Exercise aim: From the entries below, return every line that includes the word "folder".

Saved entries:
>>>>>

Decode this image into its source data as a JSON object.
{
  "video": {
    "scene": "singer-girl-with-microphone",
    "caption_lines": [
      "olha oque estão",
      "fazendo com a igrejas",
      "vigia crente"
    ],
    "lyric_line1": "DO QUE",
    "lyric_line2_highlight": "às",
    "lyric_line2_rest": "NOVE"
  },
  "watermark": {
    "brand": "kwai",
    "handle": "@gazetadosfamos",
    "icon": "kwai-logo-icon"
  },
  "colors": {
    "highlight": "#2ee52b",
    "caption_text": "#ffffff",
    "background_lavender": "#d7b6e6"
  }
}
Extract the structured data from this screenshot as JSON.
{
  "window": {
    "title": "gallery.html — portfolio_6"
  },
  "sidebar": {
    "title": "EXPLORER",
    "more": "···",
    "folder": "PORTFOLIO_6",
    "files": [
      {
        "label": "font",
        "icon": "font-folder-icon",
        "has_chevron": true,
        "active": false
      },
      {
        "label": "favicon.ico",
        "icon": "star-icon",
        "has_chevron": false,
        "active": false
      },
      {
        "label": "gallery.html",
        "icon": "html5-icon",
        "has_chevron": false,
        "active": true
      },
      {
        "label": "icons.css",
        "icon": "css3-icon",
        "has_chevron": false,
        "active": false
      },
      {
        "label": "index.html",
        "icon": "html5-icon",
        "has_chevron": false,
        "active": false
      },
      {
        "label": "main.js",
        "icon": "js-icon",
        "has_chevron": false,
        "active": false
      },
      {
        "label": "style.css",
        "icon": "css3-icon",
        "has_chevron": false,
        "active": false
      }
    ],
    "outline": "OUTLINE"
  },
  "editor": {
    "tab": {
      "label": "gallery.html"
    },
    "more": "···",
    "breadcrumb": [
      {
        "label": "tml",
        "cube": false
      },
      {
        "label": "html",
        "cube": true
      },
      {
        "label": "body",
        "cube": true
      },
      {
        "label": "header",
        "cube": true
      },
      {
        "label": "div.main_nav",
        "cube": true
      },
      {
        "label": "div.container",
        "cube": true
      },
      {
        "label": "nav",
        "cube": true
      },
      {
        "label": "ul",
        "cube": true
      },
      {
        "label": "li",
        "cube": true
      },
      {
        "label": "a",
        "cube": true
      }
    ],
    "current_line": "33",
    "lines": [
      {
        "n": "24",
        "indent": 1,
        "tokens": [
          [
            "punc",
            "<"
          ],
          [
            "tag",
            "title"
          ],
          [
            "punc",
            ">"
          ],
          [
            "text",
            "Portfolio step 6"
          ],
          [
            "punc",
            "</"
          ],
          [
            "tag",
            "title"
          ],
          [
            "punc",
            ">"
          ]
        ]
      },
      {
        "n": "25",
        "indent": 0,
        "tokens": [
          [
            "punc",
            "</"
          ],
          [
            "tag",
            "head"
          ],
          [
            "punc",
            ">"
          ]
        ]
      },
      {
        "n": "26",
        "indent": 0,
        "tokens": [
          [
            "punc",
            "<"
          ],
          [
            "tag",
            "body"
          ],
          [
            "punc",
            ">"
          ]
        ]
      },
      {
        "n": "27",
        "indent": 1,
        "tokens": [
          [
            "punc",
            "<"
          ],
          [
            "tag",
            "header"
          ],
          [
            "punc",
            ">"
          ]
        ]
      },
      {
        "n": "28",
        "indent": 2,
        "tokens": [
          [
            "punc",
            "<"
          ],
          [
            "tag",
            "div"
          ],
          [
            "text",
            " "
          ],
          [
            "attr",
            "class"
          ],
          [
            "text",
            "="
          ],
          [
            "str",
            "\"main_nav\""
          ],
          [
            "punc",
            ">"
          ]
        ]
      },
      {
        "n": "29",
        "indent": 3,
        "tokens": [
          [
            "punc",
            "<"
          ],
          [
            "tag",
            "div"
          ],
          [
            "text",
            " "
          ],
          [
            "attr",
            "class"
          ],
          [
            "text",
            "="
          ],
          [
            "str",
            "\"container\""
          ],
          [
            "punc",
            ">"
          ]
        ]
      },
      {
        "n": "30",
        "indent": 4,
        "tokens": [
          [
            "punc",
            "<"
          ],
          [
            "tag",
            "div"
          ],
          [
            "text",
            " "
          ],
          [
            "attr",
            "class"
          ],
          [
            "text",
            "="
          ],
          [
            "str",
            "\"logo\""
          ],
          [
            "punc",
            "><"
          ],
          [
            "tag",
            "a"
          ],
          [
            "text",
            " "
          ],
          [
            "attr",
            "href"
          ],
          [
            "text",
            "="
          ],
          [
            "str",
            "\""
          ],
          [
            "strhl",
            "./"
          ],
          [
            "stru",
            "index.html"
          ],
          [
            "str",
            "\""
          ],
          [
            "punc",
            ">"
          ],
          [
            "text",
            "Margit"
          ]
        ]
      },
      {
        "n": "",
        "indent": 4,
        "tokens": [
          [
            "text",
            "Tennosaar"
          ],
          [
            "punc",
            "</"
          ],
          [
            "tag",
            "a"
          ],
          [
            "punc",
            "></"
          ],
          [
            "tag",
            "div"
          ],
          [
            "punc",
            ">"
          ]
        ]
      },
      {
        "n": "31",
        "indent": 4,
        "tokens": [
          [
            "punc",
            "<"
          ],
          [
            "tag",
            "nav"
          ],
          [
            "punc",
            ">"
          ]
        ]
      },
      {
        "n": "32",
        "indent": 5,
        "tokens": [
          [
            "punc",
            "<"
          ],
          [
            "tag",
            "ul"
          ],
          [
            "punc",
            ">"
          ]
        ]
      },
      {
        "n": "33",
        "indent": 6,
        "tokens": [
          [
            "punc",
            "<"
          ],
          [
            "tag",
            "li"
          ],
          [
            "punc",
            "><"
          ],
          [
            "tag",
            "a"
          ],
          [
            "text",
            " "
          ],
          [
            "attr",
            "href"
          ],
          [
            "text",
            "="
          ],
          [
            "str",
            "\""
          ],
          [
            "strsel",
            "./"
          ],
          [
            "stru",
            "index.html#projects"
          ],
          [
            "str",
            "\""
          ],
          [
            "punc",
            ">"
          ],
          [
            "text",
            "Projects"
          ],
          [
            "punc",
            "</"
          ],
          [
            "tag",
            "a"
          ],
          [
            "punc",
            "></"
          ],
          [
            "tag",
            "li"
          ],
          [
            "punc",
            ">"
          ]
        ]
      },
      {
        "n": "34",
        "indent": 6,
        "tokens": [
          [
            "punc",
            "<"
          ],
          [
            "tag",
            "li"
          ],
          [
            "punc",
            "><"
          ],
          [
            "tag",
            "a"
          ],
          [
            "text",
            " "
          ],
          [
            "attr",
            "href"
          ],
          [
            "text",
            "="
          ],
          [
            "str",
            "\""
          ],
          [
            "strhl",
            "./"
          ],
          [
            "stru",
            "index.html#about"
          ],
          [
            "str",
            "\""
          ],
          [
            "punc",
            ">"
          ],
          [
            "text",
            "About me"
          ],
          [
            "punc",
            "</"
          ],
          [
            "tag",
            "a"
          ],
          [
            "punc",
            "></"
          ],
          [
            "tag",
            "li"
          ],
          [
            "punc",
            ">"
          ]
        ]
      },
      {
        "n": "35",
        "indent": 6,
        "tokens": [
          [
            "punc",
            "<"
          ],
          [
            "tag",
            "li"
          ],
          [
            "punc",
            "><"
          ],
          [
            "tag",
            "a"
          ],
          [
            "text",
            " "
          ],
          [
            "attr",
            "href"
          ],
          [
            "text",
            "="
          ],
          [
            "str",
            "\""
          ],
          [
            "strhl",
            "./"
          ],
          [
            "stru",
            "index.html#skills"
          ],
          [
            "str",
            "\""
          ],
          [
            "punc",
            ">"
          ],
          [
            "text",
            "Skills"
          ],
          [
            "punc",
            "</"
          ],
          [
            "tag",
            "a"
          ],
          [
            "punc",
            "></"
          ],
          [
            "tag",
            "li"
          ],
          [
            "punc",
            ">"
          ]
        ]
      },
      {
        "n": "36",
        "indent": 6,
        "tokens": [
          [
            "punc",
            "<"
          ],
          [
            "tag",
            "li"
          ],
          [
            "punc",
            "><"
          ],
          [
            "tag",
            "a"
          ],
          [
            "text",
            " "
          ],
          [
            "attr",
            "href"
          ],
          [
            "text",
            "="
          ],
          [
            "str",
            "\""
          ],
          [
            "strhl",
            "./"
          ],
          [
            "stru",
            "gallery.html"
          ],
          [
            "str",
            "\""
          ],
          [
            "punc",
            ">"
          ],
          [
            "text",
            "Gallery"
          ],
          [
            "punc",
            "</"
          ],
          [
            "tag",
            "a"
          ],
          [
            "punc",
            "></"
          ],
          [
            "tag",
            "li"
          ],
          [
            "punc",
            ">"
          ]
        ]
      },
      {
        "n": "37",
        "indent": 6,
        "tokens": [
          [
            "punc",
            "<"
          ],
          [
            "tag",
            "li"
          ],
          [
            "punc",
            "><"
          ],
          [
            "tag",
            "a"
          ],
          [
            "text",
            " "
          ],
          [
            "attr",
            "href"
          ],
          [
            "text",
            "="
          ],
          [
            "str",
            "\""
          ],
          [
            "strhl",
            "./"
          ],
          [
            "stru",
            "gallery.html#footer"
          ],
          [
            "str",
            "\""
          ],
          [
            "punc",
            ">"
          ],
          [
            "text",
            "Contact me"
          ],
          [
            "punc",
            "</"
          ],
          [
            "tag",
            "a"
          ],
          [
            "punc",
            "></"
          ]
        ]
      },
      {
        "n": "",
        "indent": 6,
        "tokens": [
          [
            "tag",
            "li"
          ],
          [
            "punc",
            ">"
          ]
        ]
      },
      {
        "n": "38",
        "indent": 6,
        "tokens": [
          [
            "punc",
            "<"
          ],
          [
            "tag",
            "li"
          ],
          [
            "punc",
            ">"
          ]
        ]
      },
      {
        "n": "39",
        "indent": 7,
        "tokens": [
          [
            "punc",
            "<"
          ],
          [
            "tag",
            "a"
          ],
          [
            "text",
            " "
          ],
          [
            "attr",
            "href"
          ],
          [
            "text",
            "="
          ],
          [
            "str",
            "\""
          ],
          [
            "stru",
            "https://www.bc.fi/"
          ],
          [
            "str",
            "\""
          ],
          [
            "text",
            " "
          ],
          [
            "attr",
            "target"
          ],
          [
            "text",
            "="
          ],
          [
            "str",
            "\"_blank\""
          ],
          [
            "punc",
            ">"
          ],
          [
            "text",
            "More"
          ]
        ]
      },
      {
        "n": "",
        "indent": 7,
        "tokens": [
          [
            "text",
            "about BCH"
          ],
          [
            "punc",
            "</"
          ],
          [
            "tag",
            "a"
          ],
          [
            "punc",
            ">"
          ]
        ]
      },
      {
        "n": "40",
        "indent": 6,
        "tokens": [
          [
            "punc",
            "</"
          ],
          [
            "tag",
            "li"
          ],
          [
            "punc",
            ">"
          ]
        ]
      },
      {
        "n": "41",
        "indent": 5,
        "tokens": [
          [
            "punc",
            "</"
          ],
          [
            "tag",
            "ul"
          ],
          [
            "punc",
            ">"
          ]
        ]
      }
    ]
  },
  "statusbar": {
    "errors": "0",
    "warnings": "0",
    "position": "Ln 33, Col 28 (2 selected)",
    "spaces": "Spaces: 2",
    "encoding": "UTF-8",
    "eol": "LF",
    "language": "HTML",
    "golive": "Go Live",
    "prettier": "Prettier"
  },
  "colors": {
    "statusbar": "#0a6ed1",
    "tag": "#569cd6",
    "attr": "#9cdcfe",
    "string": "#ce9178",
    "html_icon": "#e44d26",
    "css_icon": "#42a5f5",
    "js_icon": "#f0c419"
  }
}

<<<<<

Result for this task:
    "folder": "PORTFOLIO_6",
        "icon": "font-folder-icon",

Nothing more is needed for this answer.